We travelled back to Chisago City where later in the week John and Marlee showed us over the twin cities of St Paul and Minneapolis. They are indeed beautiful and we had a great day with our hosts, finishing up with a performance of a very talented and tight Bluegrass band (Monroe Crossing) in the evening.

Saturday we travelled up to Duluth in the Buick and had a quick look at Bob Dylan’s birthplace – locally referred to as Little San Francisco.

Sunday we flew to New York via Chicago for ten days in the Big Apple. But more of that later.

Sunday, April 6, 2008


Well, we’re off again! This time a small trip to the U.S. for four weeks finishing up with five days in Fiji. We have bought a new lap-top to facilitate with the blog, to keep up with our e-mail, to phone home (on skype) and to store and display photos. So far it is proving to be the best thing since sliced bread – an antiquated phrase for a technological miracle!

The flight from Melbourne to Minneapolis was OK but with a couple of problems. First of all we had a stopover at Auckland, NZ which we had not expected (we specifically asked for a direct flight). Then, when we got to L.A., immigration and customs took so long that we missed our connecting flight. This obviously happens all the time at the L.A. airport because they have a permanent desk staffed with four people specifically to re-route travellers who miss their connection. We had to wait a couple of hours and then take a flight to Fort Worth, Texas and then another to Minneapolis, arriving there at about 10.00 pm. The last hitch was that the baggage handlers treated our luggage so roughly that one of the wheels on Milton’s case was ripped right off and is lying on the ground somewhere between Melbourne and Minneapolis.

We are currently staying with our friends John and Marlee Eret who have a house right on beautiful Lake Chisago which is about 30 minutes out of Minneapolis.
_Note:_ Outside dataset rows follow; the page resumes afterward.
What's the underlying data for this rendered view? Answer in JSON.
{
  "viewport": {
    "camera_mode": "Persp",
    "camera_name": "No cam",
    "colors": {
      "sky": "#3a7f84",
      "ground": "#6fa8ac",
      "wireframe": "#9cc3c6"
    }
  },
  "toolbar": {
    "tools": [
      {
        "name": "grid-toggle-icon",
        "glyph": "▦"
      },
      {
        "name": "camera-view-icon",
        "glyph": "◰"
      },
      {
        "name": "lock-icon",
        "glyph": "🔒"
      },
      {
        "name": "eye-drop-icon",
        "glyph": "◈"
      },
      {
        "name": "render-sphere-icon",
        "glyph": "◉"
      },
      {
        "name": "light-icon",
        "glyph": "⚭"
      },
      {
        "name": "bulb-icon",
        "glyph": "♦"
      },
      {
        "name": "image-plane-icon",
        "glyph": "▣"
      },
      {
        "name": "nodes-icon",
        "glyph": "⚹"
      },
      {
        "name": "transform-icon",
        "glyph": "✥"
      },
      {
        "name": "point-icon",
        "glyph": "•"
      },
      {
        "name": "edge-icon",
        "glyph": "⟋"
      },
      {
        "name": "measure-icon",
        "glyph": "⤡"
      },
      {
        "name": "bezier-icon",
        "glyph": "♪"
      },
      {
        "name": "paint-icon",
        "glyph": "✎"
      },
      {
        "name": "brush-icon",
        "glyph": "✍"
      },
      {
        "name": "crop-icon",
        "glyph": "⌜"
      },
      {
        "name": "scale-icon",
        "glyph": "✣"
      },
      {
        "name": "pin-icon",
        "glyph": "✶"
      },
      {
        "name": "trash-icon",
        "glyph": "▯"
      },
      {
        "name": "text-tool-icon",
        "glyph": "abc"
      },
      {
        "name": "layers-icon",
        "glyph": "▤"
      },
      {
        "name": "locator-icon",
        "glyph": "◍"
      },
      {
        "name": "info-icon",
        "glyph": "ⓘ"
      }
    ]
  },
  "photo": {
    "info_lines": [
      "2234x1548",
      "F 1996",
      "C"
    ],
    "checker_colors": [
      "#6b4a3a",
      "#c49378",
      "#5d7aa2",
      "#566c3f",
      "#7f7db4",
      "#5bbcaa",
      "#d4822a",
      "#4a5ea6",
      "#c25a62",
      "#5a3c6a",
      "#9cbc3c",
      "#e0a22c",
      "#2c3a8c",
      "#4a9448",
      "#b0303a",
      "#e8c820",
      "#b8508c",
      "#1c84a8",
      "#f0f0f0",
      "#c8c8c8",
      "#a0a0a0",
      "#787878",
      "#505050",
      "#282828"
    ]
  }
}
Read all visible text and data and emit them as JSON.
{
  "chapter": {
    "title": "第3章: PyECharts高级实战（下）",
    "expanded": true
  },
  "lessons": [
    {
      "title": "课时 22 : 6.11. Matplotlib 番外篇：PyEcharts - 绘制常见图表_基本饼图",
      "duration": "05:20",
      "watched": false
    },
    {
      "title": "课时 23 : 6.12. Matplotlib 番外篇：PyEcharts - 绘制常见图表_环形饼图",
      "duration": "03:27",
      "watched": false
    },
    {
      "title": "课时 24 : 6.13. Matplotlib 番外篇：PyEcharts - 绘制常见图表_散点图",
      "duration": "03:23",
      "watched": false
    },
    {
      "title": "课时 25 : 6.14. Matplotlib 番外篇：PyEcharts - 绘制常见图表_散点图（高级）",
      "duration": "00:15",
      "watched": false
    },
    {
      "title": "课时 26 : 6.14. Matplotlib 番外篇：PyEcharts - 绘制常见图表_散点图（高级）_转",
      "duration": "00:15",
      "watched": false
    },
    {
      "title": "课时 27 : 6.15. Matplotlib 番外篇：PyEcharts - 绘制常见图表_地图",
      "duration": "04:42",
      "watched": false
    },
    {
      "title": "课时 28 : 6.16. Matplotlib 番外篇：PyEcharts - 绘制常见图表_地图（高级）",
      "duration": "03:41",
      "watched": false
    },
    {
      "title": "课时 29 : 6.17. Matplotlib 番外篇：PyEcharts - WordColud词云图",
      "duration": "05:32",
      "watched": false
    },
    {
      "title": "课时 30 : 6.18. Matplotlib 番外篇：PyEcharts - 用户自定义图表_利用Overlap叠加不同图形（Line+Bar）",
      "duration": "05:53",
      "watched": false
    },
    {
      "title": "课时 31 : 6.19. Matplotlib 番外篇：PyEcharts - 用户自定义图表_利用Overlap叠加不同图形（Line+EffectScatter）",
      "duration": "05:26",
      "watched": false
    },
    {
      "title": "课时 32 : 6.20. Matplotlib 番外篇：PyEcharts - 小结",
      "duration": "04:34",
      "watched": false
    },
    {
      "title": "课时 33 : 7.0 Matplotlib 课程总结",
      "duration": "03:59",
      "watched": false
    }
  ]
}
We have been treated with the best American hospitality and have really enjoyed catching up with old friends – or should I say friends of old? On the first day here, John drove me out on the metre thick frozen lake surface to ice fish. Although they were mostly very small we caught almost fifty fish, including sunfish and crappie, and had a great time.

This was my first experience of ice fishing and it was a lot of fun.

I’m not sure if it was more fun catching the fish, drilling the hole in the ice, or the experience of drinking a couple of stubbies in the middle of a frozen lake with a mate. While we were doing this Judith and Marlee went for a walk and then took a scenic drive around the area.

Our second day in Minnesota was characterised by a heavy snowstorm which transformed the landscape into a beautiful North American postcard. John and Marlee took us to see the Mall of America which is the biggest shopping mall in the U.S. We had lunch there and also bought a new case to replace the damaged one.

The mornings are characterised by a sumptuous breakfast prepared by our hosts, the evenings by a wonderful meal, a judicious amount of wine and a great many laughs. I would like, though, for someone to explain to me how come Australian wine is cheaper over here than it is in Australia!!?